• **Data to use**
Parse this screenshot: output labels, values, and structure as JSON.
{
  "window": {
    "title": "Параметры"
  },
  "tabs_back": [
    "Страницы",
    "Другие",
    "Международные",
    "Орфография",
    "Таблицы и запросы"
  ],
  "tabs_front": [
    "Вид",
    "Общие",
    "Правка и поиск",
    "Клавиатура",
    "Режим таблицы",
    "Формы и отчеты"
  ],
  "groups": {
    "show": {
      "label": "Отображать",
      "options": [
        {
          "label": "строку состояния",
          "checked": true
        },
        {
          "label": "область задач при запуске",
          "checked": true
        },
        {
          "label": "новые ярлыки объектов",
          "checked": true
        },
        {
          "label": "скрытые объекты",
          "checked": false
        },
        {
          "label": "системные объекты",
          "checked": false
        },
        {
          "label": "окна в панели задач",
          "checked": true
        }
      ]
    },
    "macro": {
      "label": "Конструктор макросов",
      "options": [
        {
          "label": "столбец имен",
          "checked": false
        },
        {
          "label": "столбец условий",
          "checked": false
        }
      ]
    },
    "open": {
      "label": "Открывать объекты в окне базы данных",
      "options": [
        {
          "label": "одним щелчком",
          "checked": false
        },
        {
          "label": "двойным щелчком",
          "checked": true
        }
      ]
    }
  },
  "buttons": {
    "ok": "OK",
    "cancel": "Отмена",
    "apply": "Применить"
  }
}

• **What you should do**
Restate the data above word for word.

• **Exercise solution**
Parse this screenshot: output labels, values, and structure as JSON.
{
  "window": {
    "title": "Параметры"
  },
  "tabs_back": [
    "Страницы",
    "Другие",
    "Международные",
    "Орфография",
    "Таблицы и запросы"
  ],
  "tabs_front": [
    "Вид",
    "Общие",
    "Правка и поиск",
    "Клавиатура",
    "Режим таблицы",
    "Формы и отчеты"
  ],
  "groups": {
    "show": {
      "label": "Отображать",
      "options": [
        {
          "label": "строку состояния",
          "checked": true
        },
        {
          "label": "область задач при запуске",
          "checked": true
        },
        {
          "label": "новые ярлыки объектов",
          "checked": true
        },
        {
          "label": "скрытые объекты",
          "checked": false
        },
        {
          "label": "системные объекты",
          "checked": false
        },
        {
          "label": "окна в панели задач",
          "checked": true
        }
      ]
    },
    "macro": {
      "label": "Конструктор макросов",
      "options": [
        {
          "label": "столбец имен",
          "checked": false
        },
        {
          "label": "столбец условий",
          "checked": false
        }
      ]
    },
    "open": {
      "label": "Открывать объекты в окне базы данных",
      "options": [
        {
          "label": "одним щелчком",
          "checked": false
        },
        {
          "label": "двойным щелчком",
          "checked": true
        }
      ]
    }
  },
  "buttons": {
    "ok": "OK",
    "cancel": "Отмена",
    "apply": "Применить"
  }
}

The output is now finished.